**EXERCISE AIM:** Please print every line of the listing, unchanged.

**RECORDS FOR THE TASK:**

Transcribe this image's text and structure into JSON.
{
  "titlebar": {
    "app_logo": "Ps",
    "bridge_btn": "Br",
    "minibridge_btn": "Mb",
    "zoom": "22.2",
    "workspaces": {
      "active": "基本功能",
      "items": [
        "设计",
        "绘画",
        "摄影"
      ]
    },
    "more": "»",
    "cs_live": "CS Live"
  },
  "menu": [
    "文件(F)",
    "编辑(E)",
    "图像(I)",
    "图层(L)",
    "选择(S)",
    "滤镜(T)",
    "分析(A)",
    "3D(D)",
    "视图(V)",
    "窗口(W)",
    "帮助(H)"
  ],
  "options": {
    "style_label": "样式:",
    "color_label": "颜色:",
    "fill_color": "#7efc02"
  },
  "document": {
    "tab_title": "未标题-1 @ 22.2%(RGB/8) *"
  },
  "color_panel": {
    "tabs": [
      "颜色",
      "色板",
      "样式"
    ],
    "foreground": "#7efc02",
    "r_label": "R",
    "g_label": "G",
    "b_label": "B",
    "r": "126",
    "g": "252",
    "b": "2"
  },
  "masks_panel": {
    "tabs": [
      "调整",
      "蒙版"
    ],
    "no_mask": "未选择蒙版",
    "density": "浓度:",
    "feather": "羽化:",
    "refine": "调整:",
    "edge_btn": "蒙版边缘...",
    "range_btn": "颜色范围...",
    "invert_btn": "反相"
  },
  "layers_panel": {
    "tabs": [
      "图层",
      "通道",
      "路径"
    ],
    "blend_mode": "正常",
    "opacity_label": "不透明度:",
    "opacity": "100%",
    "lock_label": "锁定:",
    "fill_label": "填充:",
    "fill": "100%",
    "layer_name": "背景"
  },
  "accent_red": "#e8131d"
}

**YOUR SOLUTION:**
Transcribe this image's text and structure into JSON.
{
  "titlebar": {
    "app_logo": "Ps",
    "bridge_btn": "Br",
    "minibridge_btn": "Mb",
    "zoom": "22.2",
    "workspaces": {
      "active": "基本功能",
      "items": [
        "设计",
        "绘画",
        "摄影"
      ]
    },
    "more": "»",
    "cs_live": "CS Live"
  },
  "menu": [
    "文件(F)",
    "编辑(E)",
    "图像(I)",
    "图层(L)",
    "选择(S)",
    "滤镜(T)",
    "分析(A)",
    "3D(D)",
    "视图(V)",
    "窗口(W)",
    "帮助(H)"
  ],
  "options": {
    "style_label": "样式:",
    "color_label": "颜色:",
    "fill_color": "#7efc02"
  },
  "document": {
    "tab_title": "未标题-1 @ 22.2%(RGB/8) *"
  },
  "color_panel": {
    "tabs": [
      "颜色",
      "色板",
      "样式"
    ],
    "foreground": "#7efc02",
    "r_label": "R",
    "g_label": "G",
    "b_label": "B",
    "r": "126",
    "g": "252",
    "b": "2"
  },
  "masks_panel": {
    "tabs": [
      "调整",
      "蒙版"
    ],
    "no_mask": "未选择蒙版",
    "density": "浓度:",
    "feather": "羽化:",
    "refine": "调整:",
    "edge_btn": "蒙版边缘...",
    "range_btn": "颜色范围...",
    "invert_btn": "反相"
  },
  "layers_panel": {
    "tabs": [
      "图层",
      "通道",
      "路径"
    ],
    "blend_mode": "正常",
    "opacity_label": "不透明度:",
    "opacity": "100%",
    "lock_label": "锁定:",
    "fill_label": "填充:",
    "fill": "100%",
    "layer_name": "背景"
  },
  "accent_red": "#e8131d"
}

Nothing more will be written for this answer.